Despite the recent ferocious public debate about belief, the concept most central to the discussion--God--frequently remains vaguely and obscurely described. Are those engaged in these arguments even talking about the same thing? In a wide-ranging response to this confusion, esteemed scholar David Bentley Hart pursues a clarification of how the word "God" functions in the world's great theistic faiths. Ranging broadly across Judaism, Christianity, Islam, Vedantic and Bhaktic Hinduism, Sikhism, and Buddhism, Hart explores how these great intellectual traditions treat humanity's knowledge of the divine mysteries. Constructing his argument around three principal metaphysical "moments"--being, consciousness, and bliss--the author demonstrates an essential continuity between our fundamental experience of reality and the ultimate reality to which that experience inevitably points.
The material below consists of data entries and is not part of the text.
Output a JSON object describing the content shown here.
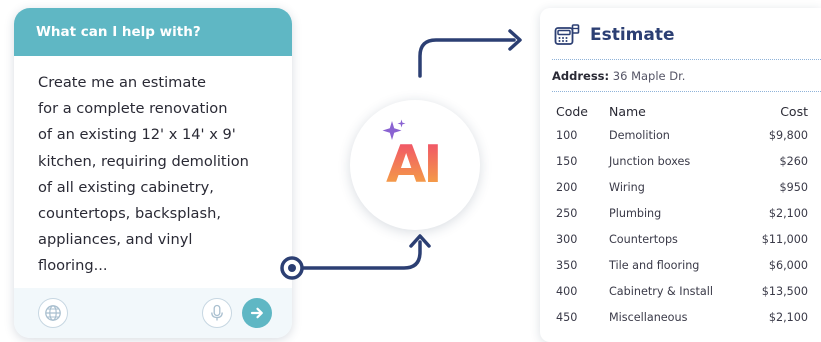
{
  "colors": {
    "teal": "#5fb7c4",
    "navy_arrow": "#2c3f73",
    "title_navy": "#2c3f73",
    "ai_gradient_top": "#f0486e",
    "ai_gradient_bottom": "#f5b03e",
    "sparkle": "#8a63d2"
  },
  "chat": {
    "header": "What can I help with?",
    "lines": [
      "Create me an estimate",
      "for a complete renovation",
      "of an existing 12' x 14' x 9'",
      "kitchen, requiring demolition",
      "of all existing cabinetry,",
      "countertops, backsplash,",
      "appliances, and vinyl",
      "flooring..."
    ],
    "icons": {
      "globe": "globe-icon",
      "mic": "microphone-icon",
      "send": "arrow-right-icon"
    }
  },
  "ai": {
    "label": "AI",
    "icon": "sparkle-icon"
  },
  "estimate": {
    "icon": "register-icon",
    "title": "Estimate",
    "address_label": "Address:",
    "address_value": "36 Maple Dr.",
    "columns": [
      "Code",
      "Name",
      "Cost"
    ],
    "rows": [
      {
        "code": "100",
        "name": "Demolition",
        "cost": "$9,800"
      },
      {
        "code": "150",
        "name": "Junction boxes",
        "cost": "$260"
      },
      {
        "code": "200",
        "name": "Wiring",
        "cost": "$950"
      },
      {
        "code": "250",
        "name": "Plumbing",
        "cost": "$2,100"
      },
      {
        "code": "300",
        "name": "Countertops",
        "cost": "$11,000"
      },
      {
        "code": "350",
        "name": "Tile and flooring",
        "cost": "$6,000"
      },
      {
        "code": "400",
        "name": "Cabinetry & Install",
        "cost": "$13,500"
      },
      {
        "code": "450",
        "name": "Miscellaneous",
        "cost": "$2,100"
      }
    ]
  }
}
Thoroughly dismissing such blatant misconceptions as the deists' concept of God, as well as the fundamentalist view of the Bible as an objective historical record, Hart provides a welcome antidote to simplistic manifestoes.
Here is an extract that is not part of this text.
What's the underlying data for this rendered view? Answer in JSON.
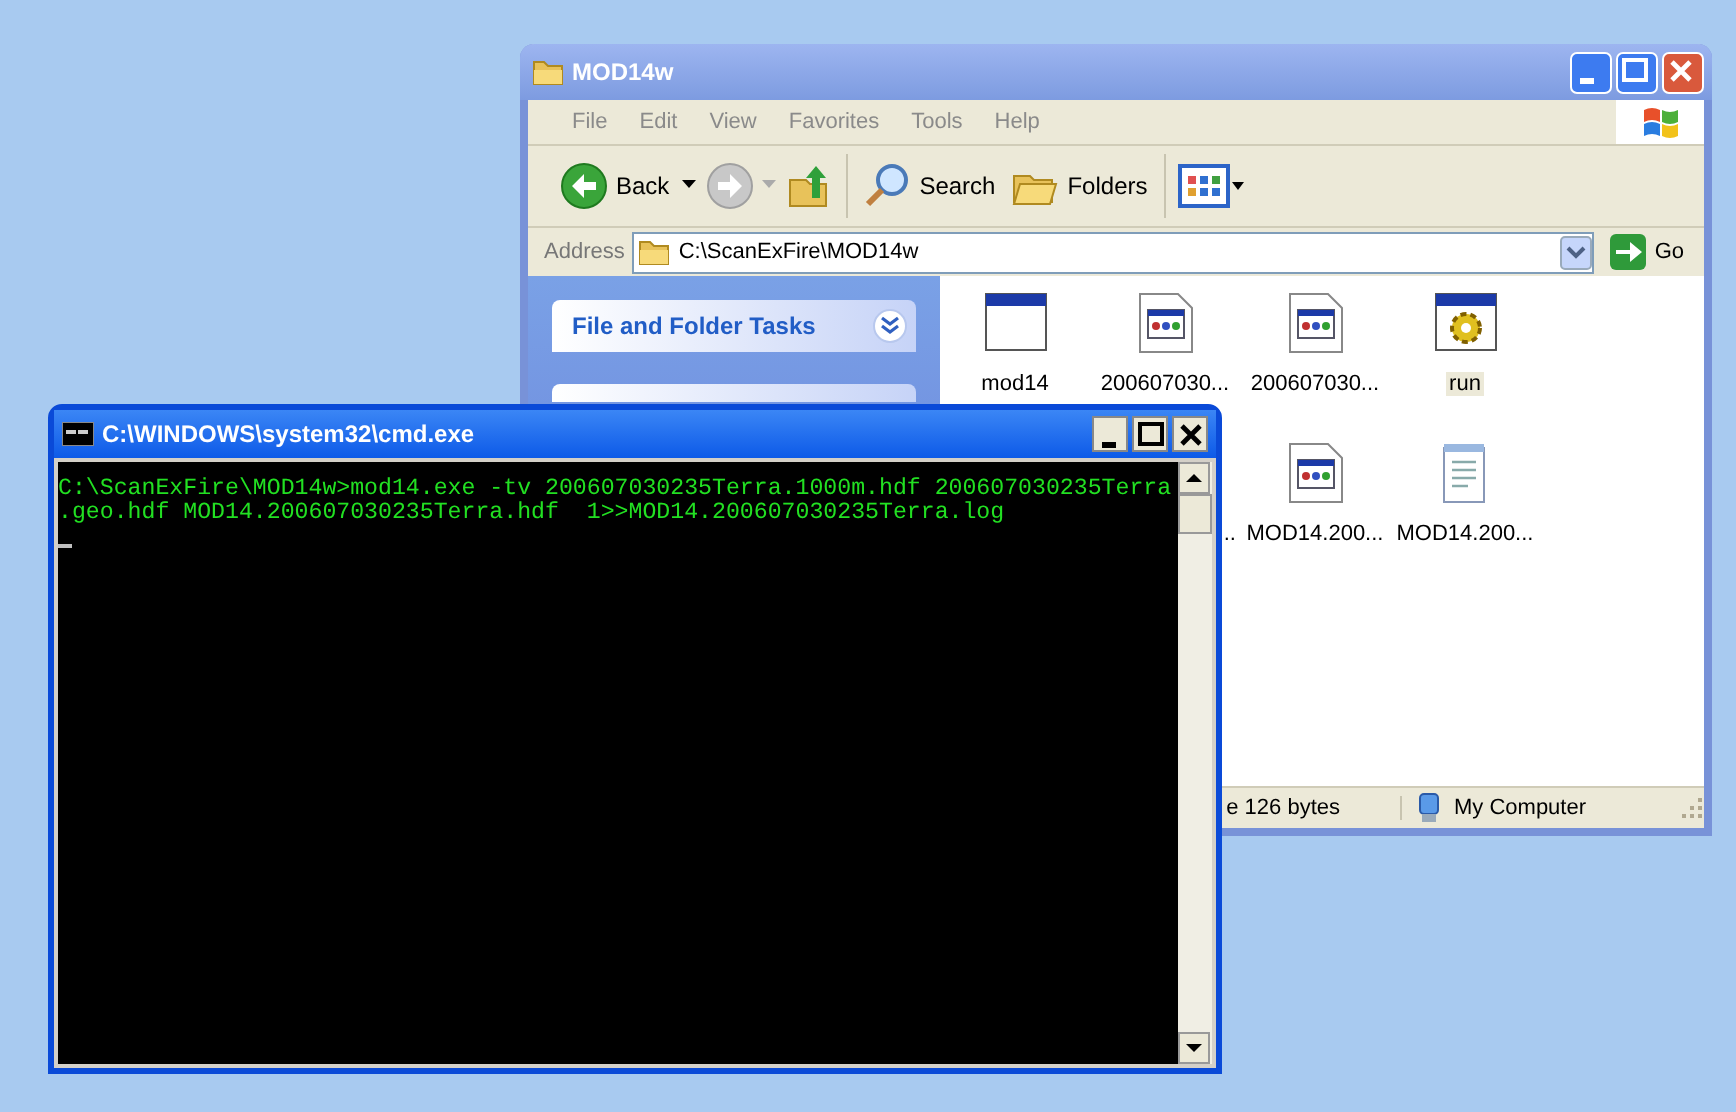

In doing so, he plumbs the depths of humanity's experience of the world as powerful evidence for the reality of God and captures the beauty and poetry of traditional reflection upon the divine.
"Creative and engaging . . . a stunning and provocative achievement."--Kenneth Oakes, "Reformation 21"--Kenneth Oakes "Reformation 21 "